Paula Danylevich, a Canadian music publicist, said the issue has been blown way out of proportion and that she is surprised by the reaction of the Canadian Press. She also said she doesn't believe a CP pool photographer should have been granted access to the concert.

"As someone who has vetted hundreds of media requests for photo passes for numerous bands over the years, I believe The Hip would have suffered 10 times the backlash if they would have granted access to just one media outlet, or a small handful," said Danylevich, who has worked with a long list of Canadian and international artists including Matthew Good, Moist, Nelly Furtado, and Motley Crue.

She said she has worked on numerous tours over the years where artists put a cap on how many photographers are granted access.

"I can tell you it's no easy job to decide who gets approved. You will always piss someone off."

She said it's not that uncommon for artists to ban media photography, and audience photography, at their concerts and that Black Sabbath, The Killers, Prince, and Beyoncé have all banned photographers in the past.

Beyoncé has banned news photographers from her concerts. (Daniela Vesco/Invision for Parkwood Entertainment/Associated Press)

Toronto-based veteran music promoter Richard Flohil said he wasn't "losing any sleep" over the fact that the media didn't get access to the show, and the pictures distributed by the concert promoter or those made available by Trudeau's photographer were sufficient. 

"If you've got a good photograph from somewhere else, use it, credit it and get over the fact that you didn't get a free ticket to take photographs of the thing in the first place," Flohil said.

"We've seen the same photograph from every single venue on the whole tour," he added. "I just don't think it's worth getting your knickers in a twist about it."​

About the Author

Mark Gollom

Reporter

Mark Gollom is a Toronto-based reporter with CBC News.
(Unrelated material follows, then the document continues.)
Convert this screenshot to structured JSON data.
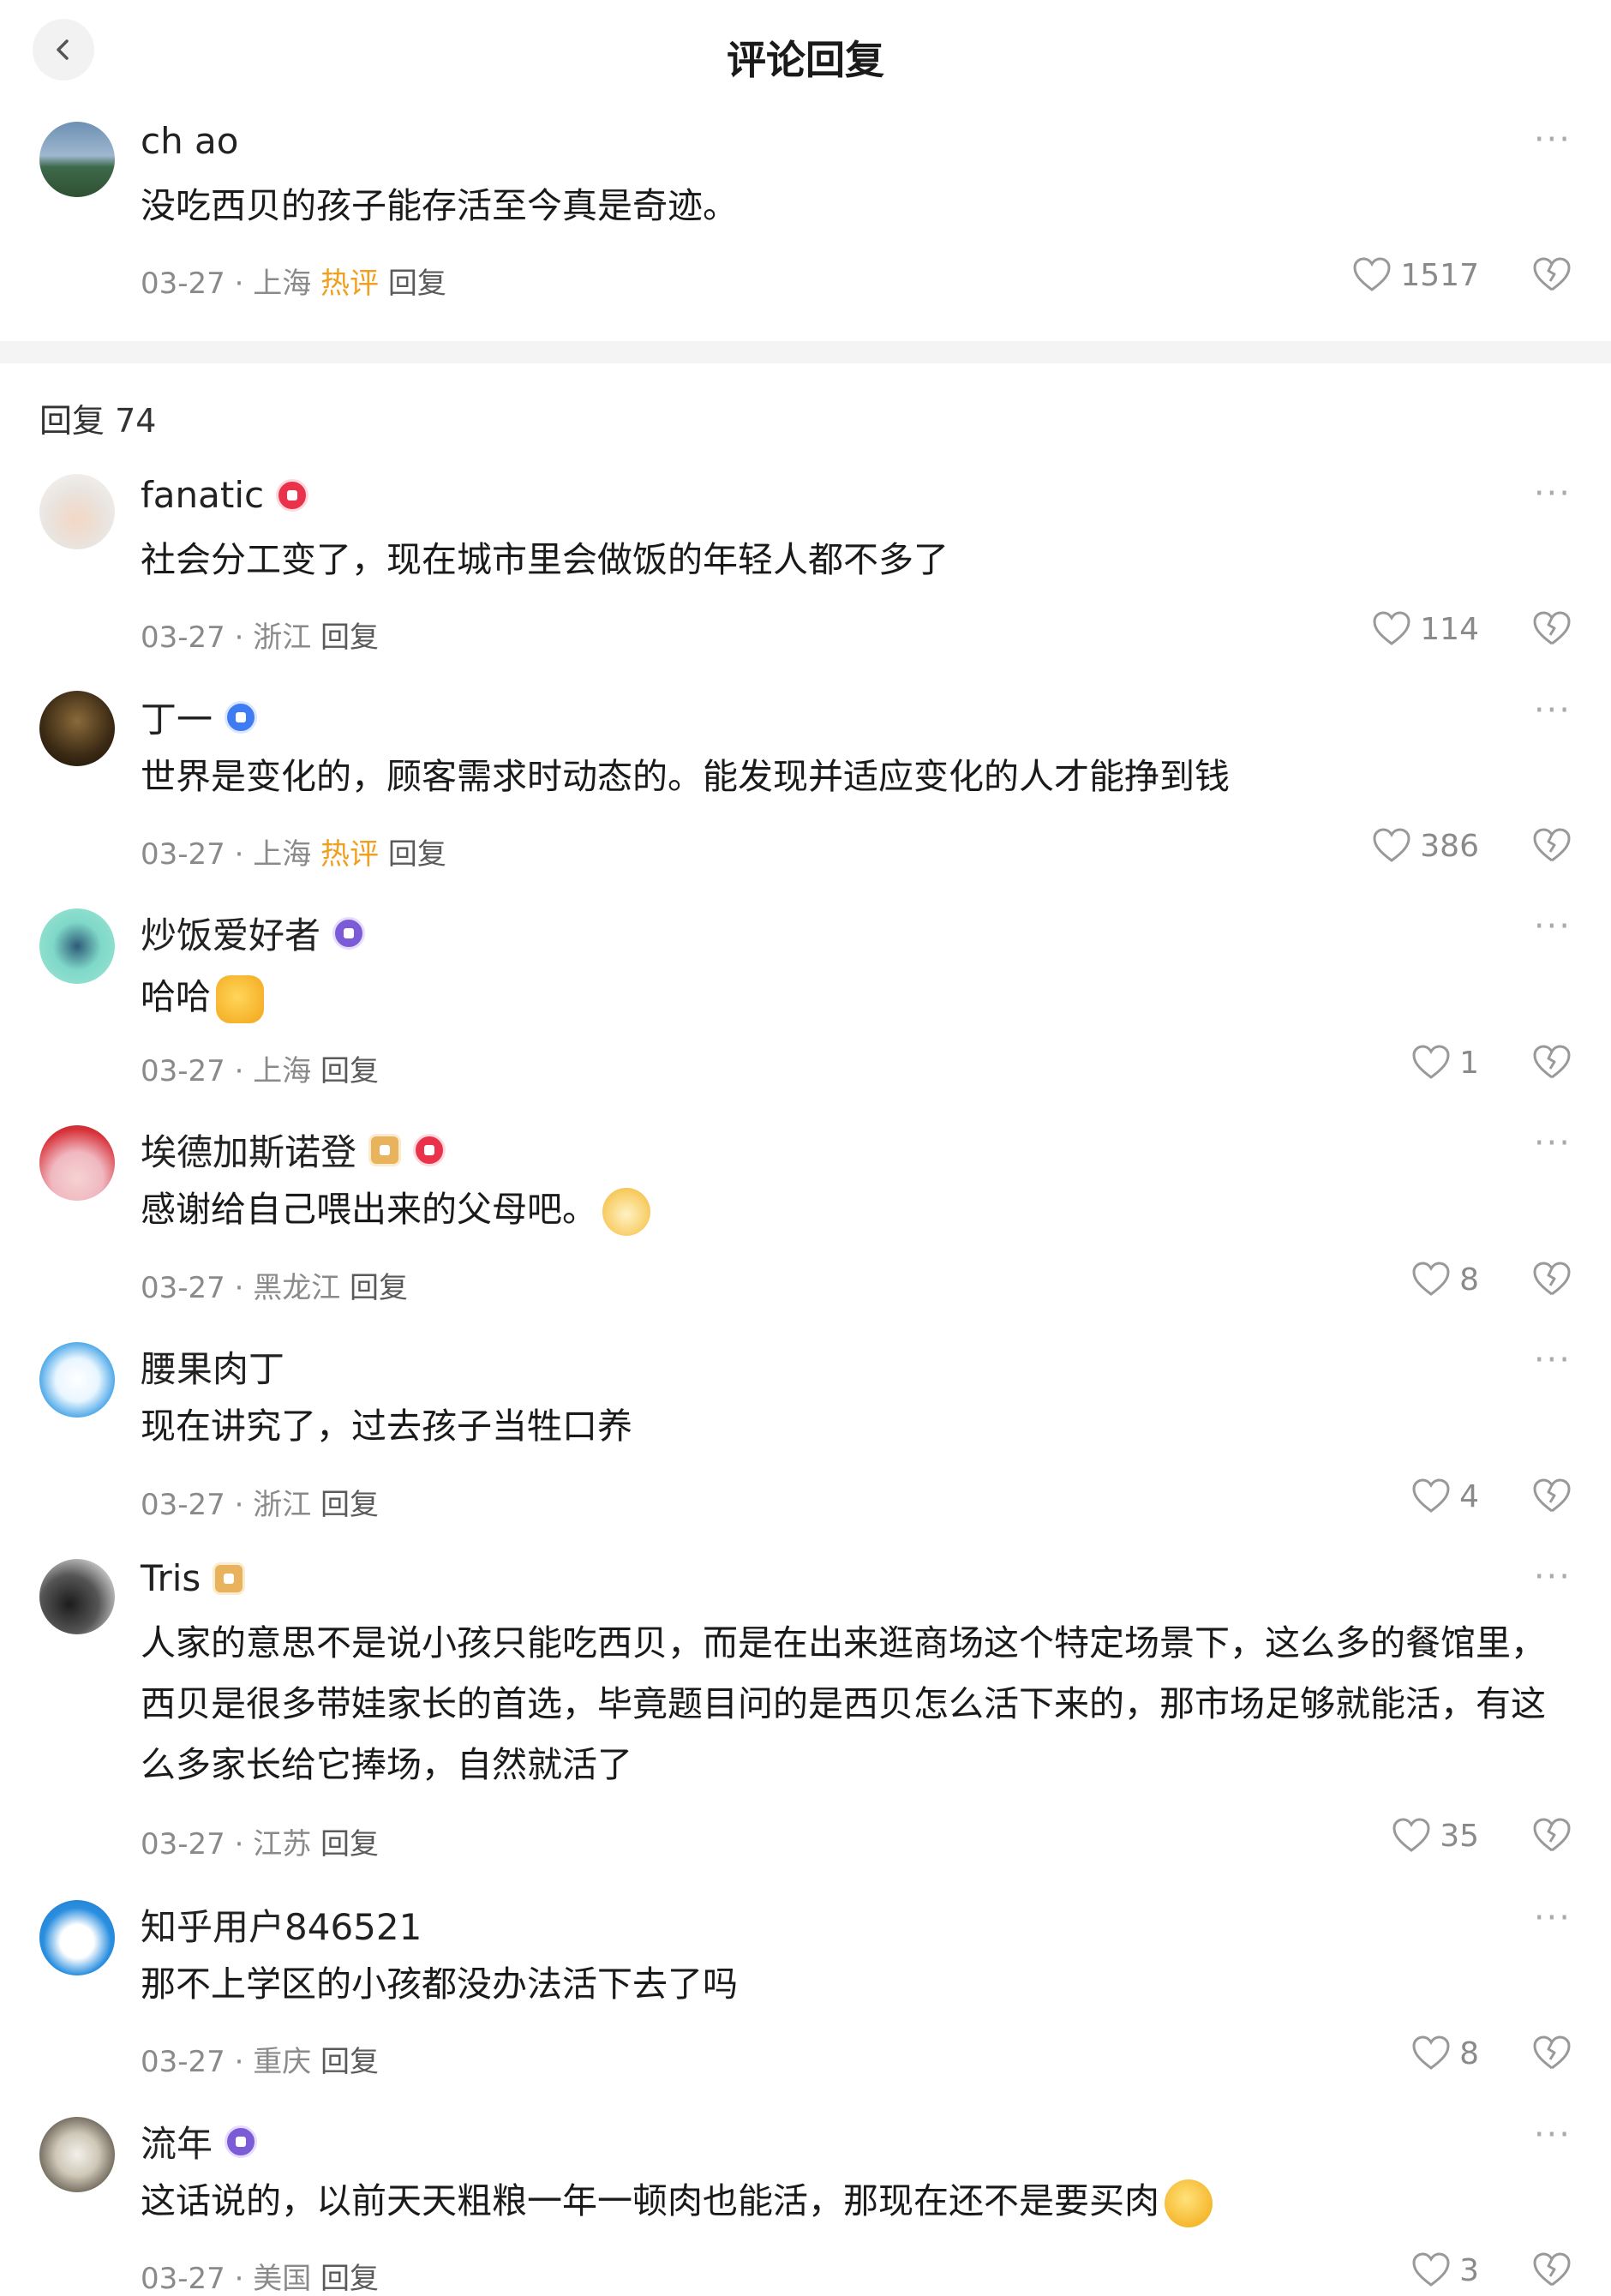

He covers Canadian and U.S. politics and current affairs.

Comments

To encourage thoughtful and respectful conversations, first and last names will appear with each submission to CBC/Radio-Canada's online communities (except in children and youth-oriented communities). Pseudonyms will no longer be permitted.

By submitting a comment, you accept that CBC has the right to reproduce and publish that comment in whole or in part, in any manner CBC chooses. Please note that CBC does not endorse the opinions expressed in comments. Comments on this story are moderated according to our Submission Guidelines. Comments are welcome while open. We reserve the right to close comments at any time.